Dataset rows describing interfaces:
--------
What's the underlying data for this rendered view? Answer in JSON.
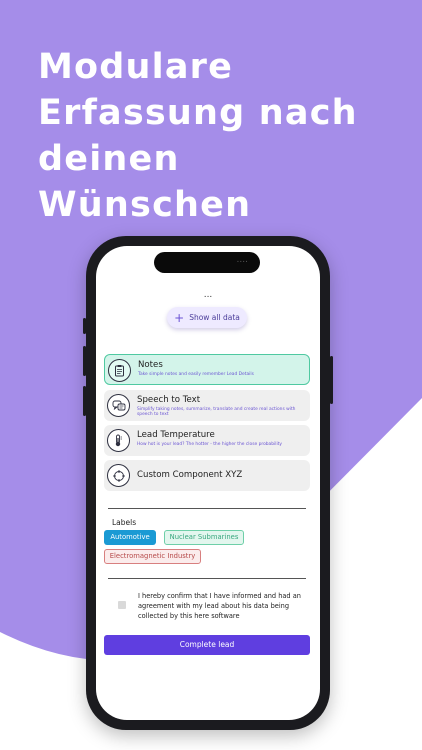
{
  "colors": {
    "background_purple": "#a58de9",
    "accent": "#5f3ee0",
    "active_card_bg": "#d3f4ea",
    "active_card_border": "#4fc9a1"
  },
  "headline": {
    "line1": "Modulare",
    "line2": "Erfassung nach",
    "line3": "deinen",
    "line4": "Wünschen"
  },
  "phone": {
    "island_indicator": "....",
    "menu_dots": "...",
    "show_all": {
      "icon": "plus-icon",
      "label": "Show all data"
    },
    "modules": [
      {
        "title": "Notes",
        "description": "Take simple notes and easily remember Lead Details",
        "icon": "clipboard-icon",
        "active": true
      },
      {
        "title": "Speech to Text",
        "description": "Simplify taking notes, summarize, translate and create real actions with speech to text",
        "icon": "speech-icon",
        "active": false
      },
      {
        "title": "Lead Temperature",
        "description": "How hot is your lead? The hotter - the higher the close probability",
        "icon": "thermometer-icon",
        "active": false
      },
      {
        "title": "Custom Component XYZ",
        "description": "",
        "icon": "crosshair-icon",
        "active": false
      }
    ],
    "labels": {
      "title": "Labels",
      "chips": [
        "Automotive",
        "Nuclear Submarines",
        "Electromagnetic Industry"
      ]
    },
    "confirmation": {
      "text": "I hereby confirm that I have informed and had an agreement with my lead about his data being collected by this here software",
      "checked": false
    },
    "complete_button": "Complete lead"
  }
}
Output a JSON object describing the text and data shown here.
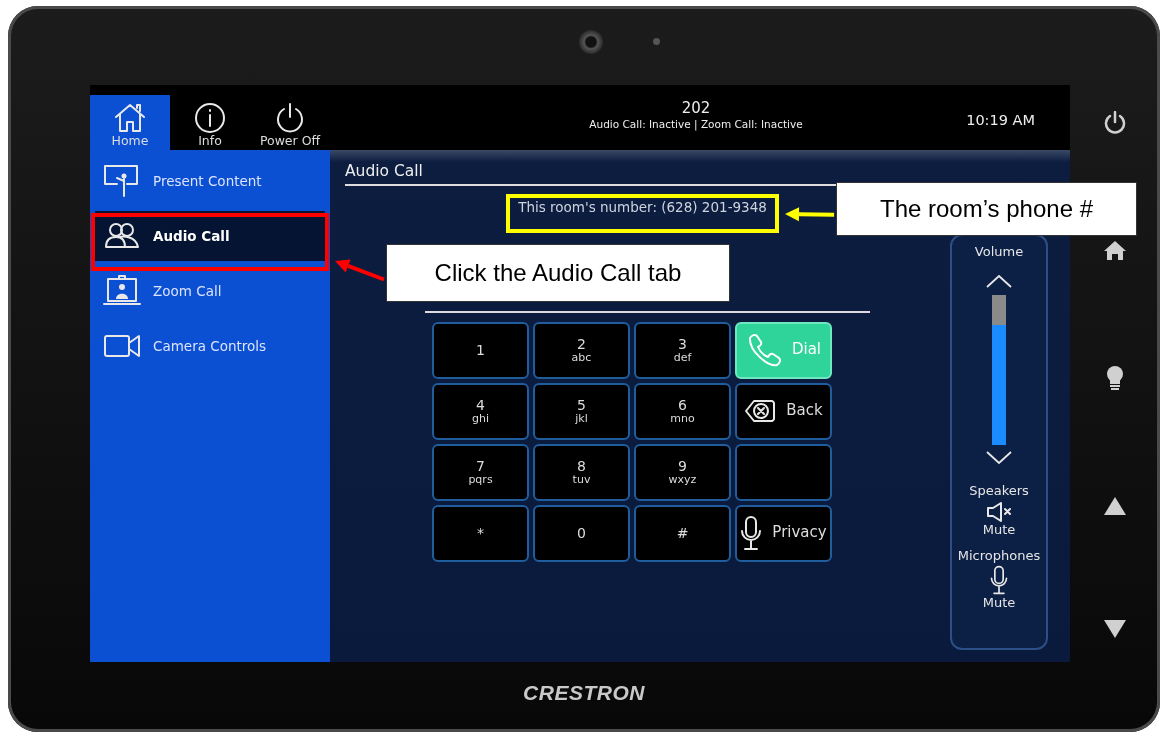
{
  "top_bar": {
    "tabs": [
      {
        "kind": "home",
        "label": "Home",
        "selected": true
      },
      {
        "kind": "info",
        "label": "Info",
        "selected": false
      },
      {
        "kind": "power",
        "label": "Power Off",
        "selected": false
      }
    ],
    "room": "202",
    "status": "Audio Call: Inactive | Zoom Call: Inactive",
    "time": "10:19 AM"
  },
  "sidebar": {
    "items": [
      {
        "kind": "present",
        "label": "Present Content",
        "selected": false
      },
      {
        "kind": "audio",
        "label": "Audio Call",
        "selected": true
      },
      {
        "kind": "zoom",
        "label": "Zoom Call",
        "selected": false
      },
      {
        "kind": "camera",
        "label": "Camera Controls",
        "selected": false
      }
    ]
  },
  "main": {
    "title": "Audio Call",
    "room_number": "This room's number: (628) 201-9348",
    "keys": [
      {
        "kind": "digit",
        "digit": "1"
      },
      {
        "kind": "digit",
        "digit": "2",
        "letters": "abc"
      },
      {
        "kind": "digit",
        "digit": "3",
        "letters": "def"
      },
      {
        "kind": "dial",
        "label": "Dial"
      },
      {
        "kind": "digit",
        "digit": "4",
        "letters": "ghi"
      },
      {
        "kind": "digit",
        "digit": "5",
        "letters": "jkl"
      },
      {
        "kind": "digit",
        "digit": "6",
        "letters": "mno"
      },
      {
        "kind": "back",
        "label": "Back"
      },
      {
        "kind": "digit",
        "digit": "7",
        "letters": "pqrs"
      },
      {
        "kind": "digit",
        "digit": "8",
        "letters": "tuv"
      },
      {
        "kind": "digit",
        "digit": "9",
        "letters": "wxyz"
      },
      {
        "kind": "blank"
      },
      {
        "kind": "digit",
        "digit": "*"
      },
      {
        "kind": "digit",
        "digit": "0"
      },
      {
        "kind": "digit",
        "digit": "#"
      },
      {
        "kind": "privacy",
        "label": "Privacy"
      }
    ]
  },
  "audio_panel": {
    "volume": {
      "label": "Volume",
      "level": 0.8
    },
    "speakers": {
      "label": "Speakers",
      "mute_label": "Mute"
    },
    "microphones": {
      "label": "Microphones",
      "mute_label": "Mute"
    }
  },
  "device": {
    "brand": "CRESTRON"
  },
  "annotations": [
    {
      "kind": "tab_highlight",
      "color": "#ff0000",
      "text": "Click the Audio Call tab"
    },
    {
      "kind": "number_highlight",
      "color": "#ffff00",
      "text": "The room’s phone #"
    }
  ]
}
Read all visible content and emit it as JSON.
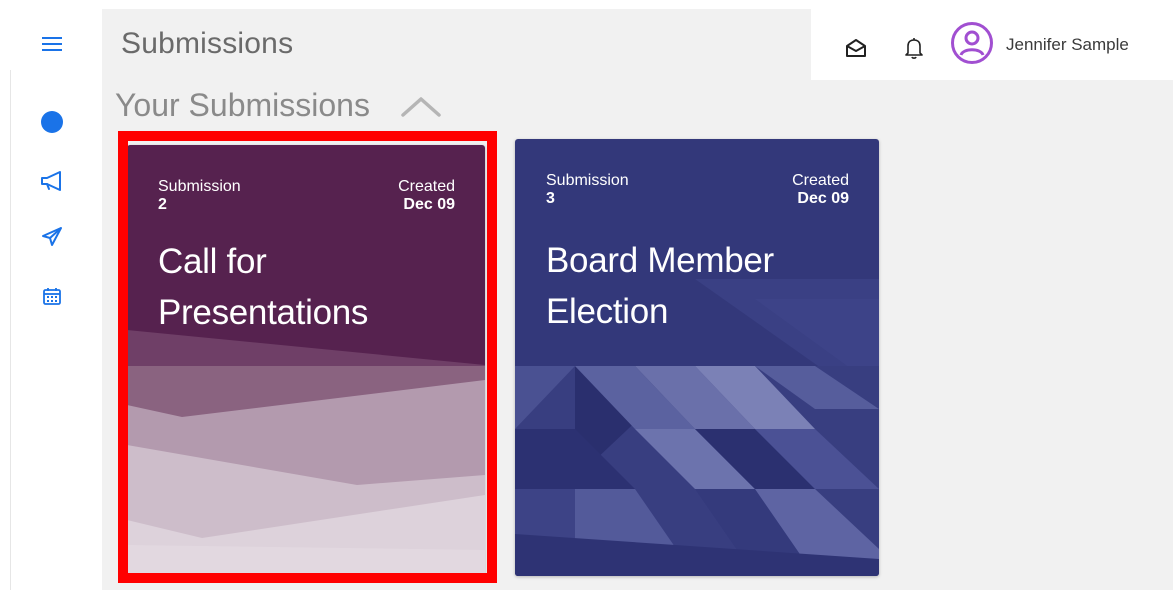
{
  "page": {
    "title": "Submissions"
  },
  "section": {
    "title": "Your Submissions"
  },
  "sidebar": {
    "items": [
      {
        "icon": "menu-icon"
      },
      {
        "icon": "dot-icon"
      },
      {
        "icon": "megaphone-icon"
      },
      {
        "icon": "paper-plane-icon"
      },
      {
        "icon": "calendar-icon"
      }
    ]
  },
  "topbar": {
    "user_name": "Jennifer Sample",
    "icons": [
      "envelope-open-icon",
      "bell-icon",
      "user-avatar-icon"
    ]
  },
  "cards": [
    {
      "label": "Submission",
      "number": "2",
      "created_label": "Created",
      "date": "Dec 09",
      "title": "Call for Presentations",
      "color": "#56224f"
    },
    {
      "label": "Submission",
      "number": "3",
      "created_label": "Created",
      "date": "Dec 09",
      "title": "Board Member Election",
      "color": "#33387a"
    }
  ],
  "colors": {
    "accent": "#1a73e8",
    "avatar": "#a14fd1",
    "highlight": "#ff0000"
  }
}
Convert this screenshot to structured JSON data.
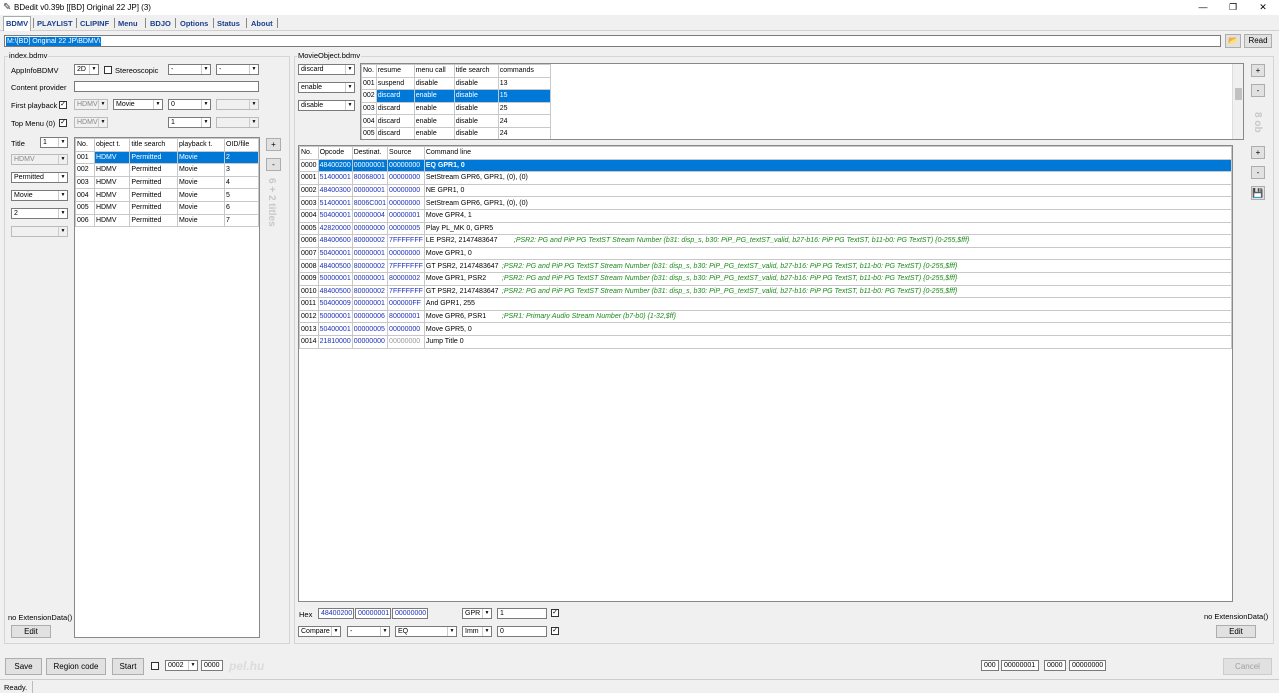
{
  "window": {
    "title": "BDedit v0.39b [[BD] Original 22 JP] (3)",
    "minimize": "—",
    "maximize": "❐",
    "close": "✕"
  },
  "menu": [
    "BDMV",
    "PLAYLIST",
    "CLIPINF",
    "Menu",
    "BDJO",
    "Options",
    "Status",
    "About"
  ],
  "path": {
    "value": "M:\\[BD] Original 22 JP\\BDMV\\",
    "read_label": "Read",
    "folder_icon": "folder-icon"
  },
  "index": {
    "title": "index.bdmv",
    "appinfo_label": "AppInfoBDMV",
    "appinfo_value": "2D",
    "stereoscopic_label": "Stereoscopic",
    "combo_a": "-",
    "combo_b": "-",
    "content_provider_label": "Content provider",
    "content_provider_value": "",
    "first_playback_label": "First playback",
    "first_playback_type": "HDMV",
    "first_playback_mode": "Movie",
    "first_playback_num": "0",
    "top_menu_label": "Top Menu (0)",
    "top_menu_type": "HDMV",
    "top_menu_num": "1",
    "title_label": "Title",
    "title_num": "1",
    "title_type": "HDMV",
    "title_search": "Permitted",
    "title_mode": "Movie",
    "title_obj": "2",
    "titles_columns": [
      "No.",
      "object t.",
      "title search",
      "playback t.",
      "OID/file"
    ],
    "titles_rows": [
      [
        "001",
        "HDMV",
        "Permitted",
        "Movie",
        "2"
      ],
      [
        "002",
        "HDMV",
        "Permitted",
        "Movie",
        "3"
      ],
      [
        "003",
        "HDMV",
        "Permitted",
        "Movie",
        "4"
      ],
      [
        "004",
        "HDMV",
        "Permitted",
        "Movie",
        "5"
      ],
      [
        "005",
        "HDMV",
        "Permitted",
        "Movie",
        "6"
      ],
      [
        "006",
        "HDMV",
        "Permitted",
        "Movie",
        "7"
      ]
    ],
    "add_label": "+",
    "remove_label": "-",
    "vertical_text": "6 + 2 titles",
    "ext_label": "no ExtensionData()",
    "edit_label": "Edit"
  },
  "movie": {
    "title": "MovieObject.bdmv",
    "combo_resume": "discard",
    "combo_menu": "enable",
    "combo_search": "disable",
    "obj_columns": [
      "No.",
      "resume",
      "menu call",
      "title search",
      "commands"
    ],
    "obj_rows": [
      [
        "001",
        "suspend",
        "disable",
        "disable",
        "13"
      ],
      [
        "002",
        "discard",
        "enable",
        "disable",
        "15"
      ],
      [
        "003",
        "discard",
        "enable",
        "disable",
        "25"
      ],
      [
        "004",
        "discard",
        "enable",
        "disable",
        "24"
      ],
      [
        "005",
        "discard",
        "enable",
        "disable",
        "24"
      ]
    ],
    "vertical_text": "8 ob",
    "cmd_columns": [
      "No.",
      "Opcode",
      "Destinat.",
      "Source",
      "Command line"
    ],
    "cmd_rows": [
      [
        "0000",
        "48400200",
        "00000001",
        "00000000",
        "EQ GPR1, 0",
        ""
      ],
      [
        "0001",
        "51400001",
        "80068001",
        "00000000",
        "SetStream GPR6, GPR1, (0), (0)",
        ""
      ],
      [
        "0002",
        "48400300",
        "00000001",
        "00000000",
        "NE GPR1, 0",
        ""
      ],
      [
        "0003",
        "51400001",
        "8006C001",
        "00000000",
        "SetStream GPR6, GPR1, (0), (0)",
        ""
      ],
      [
        "0004",
        "50400001",
        "00000004",
        "00000001",
        "Move GPR4, 1",
        ""
      ],
      [
        "0005",
        "42820000",
        "00000000",
        "00000005",
        "Play PL_MK 0, GPR5",
        ""
      ],
      [
        "0006",
        "48400600",
        "80000002",
        "7FFFFFFF",
        "LE PSR2, 2147483647",
        ";PSR2: PG and PiP PG TextST Stream Number (b31: disp_s, b30: PiP_PG_textST_valid, b27-b16: PiP PG TextST, b11-b0: PG TextST) {0-255,$fff}"
      ],
      [
        "0007",
        "50400001",
        "00000001",
        "00000000",
        "Move GPR1, 0",
        ""
      ],
      [
        "0008",
        "48400500",
        "80000002",
        "7FFFFFFF",
        "GT PSR2, 2147483647",
        ";PSR2: PG and PiP PG TextST Stream Number (b31: disp_s, b30: PiP_PG_textST_valid, b27-b16: PiP PG TextST, b11-b0: PG TextST) {0-255,$fff}"
      ],
      [
        "0009",
        "50000001",
        "00000001",
        "80000002",
        "Move GPR1, PSR2",
        ";PSR2: PG and PiP PG TextST Stream Number (b31: disp_s, b30: PiP_PG_textST_valid, b27-b16: PiP PG TextST, b11-b0: PG TextST) {0-255,$fff}"
      ],
      [
        "0010",
        "48400500",
        "80000002",
        "7FFFFFFF",
        "GT PSR2, 2147483647",
        ";PSR2: PG and PiP PG TextST Stream Number (b31: disp_s, b30: PiP_PG_textST_valid, b27-b16: PiP PG TextST, b11-b0: PG TextST) {0-255,$fff}"
      ],
      [
        "0011",
        "50400009",
        "00000001",
        "000000FF",
        "And GPR1, 255",
        ""
      ],
      [
        "0012",
        "50000001",
        "00000006",
        "80000001",
        "Move GPR6, PSR1",
        ";PSR1: Primary Audio Stream Number (b7-b0) {1-32,$ff}"
      ],
      [
        "0013",
        "50400001",
        "00000005",
        "00000000",
        "Move GPR5, 0",
        ""
      ],
      [
        "0014",
        "21810000",
        "00000000",
        "00000000",
        "Jump Title 0",
        ""
      ]
    ],
    "hex_label": "Hex",
    "hex_op": "48400200",
    "hex_dst": "00000001",
    "hex_src": "00000000",
    "operand1_type": "GPR",
    "operand1_value": "1",
    "compare_label": "Compare",
    "dash_value": "-",
    "eq_value": "EQ",
    "operand2_type": "Imm",
    "operand2_value": "0",
    "ext_label": "no ExtensionData()",
    "edit_label": "Edit",
    "side_plus": "+",
    "side_minus": "-"
  },
  "bottom": {
    "save_label": "Save",
    "region_label": "Region code",
    "start_label": "Start",
    "start_combo": "0002",
    "start_value": "0000",
    "watermark": "pel.hu",
    "f1": "000",
    "f2": "00000001",
    "f3": "0000",
    "f4": "00000000",
    "cancel_label": "Cancel"
  },
  "status": {
    "text": "Ready."
  },
  "colors": {
    "selection": "#0078d7",
    "hex_blue": "#1b2fb5",
    "comment_green": "#1a8a1a"
  }
}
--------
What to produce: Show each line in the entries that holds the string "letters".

Result for this task:
        "letters": "abc"
        "letters": "def"
        "letters": "ghi"
        "letters": "jkl"
        "letters": "mno"
        "letters": "pqrs"
        "letters": "tuv"
        "letters": "wxyz"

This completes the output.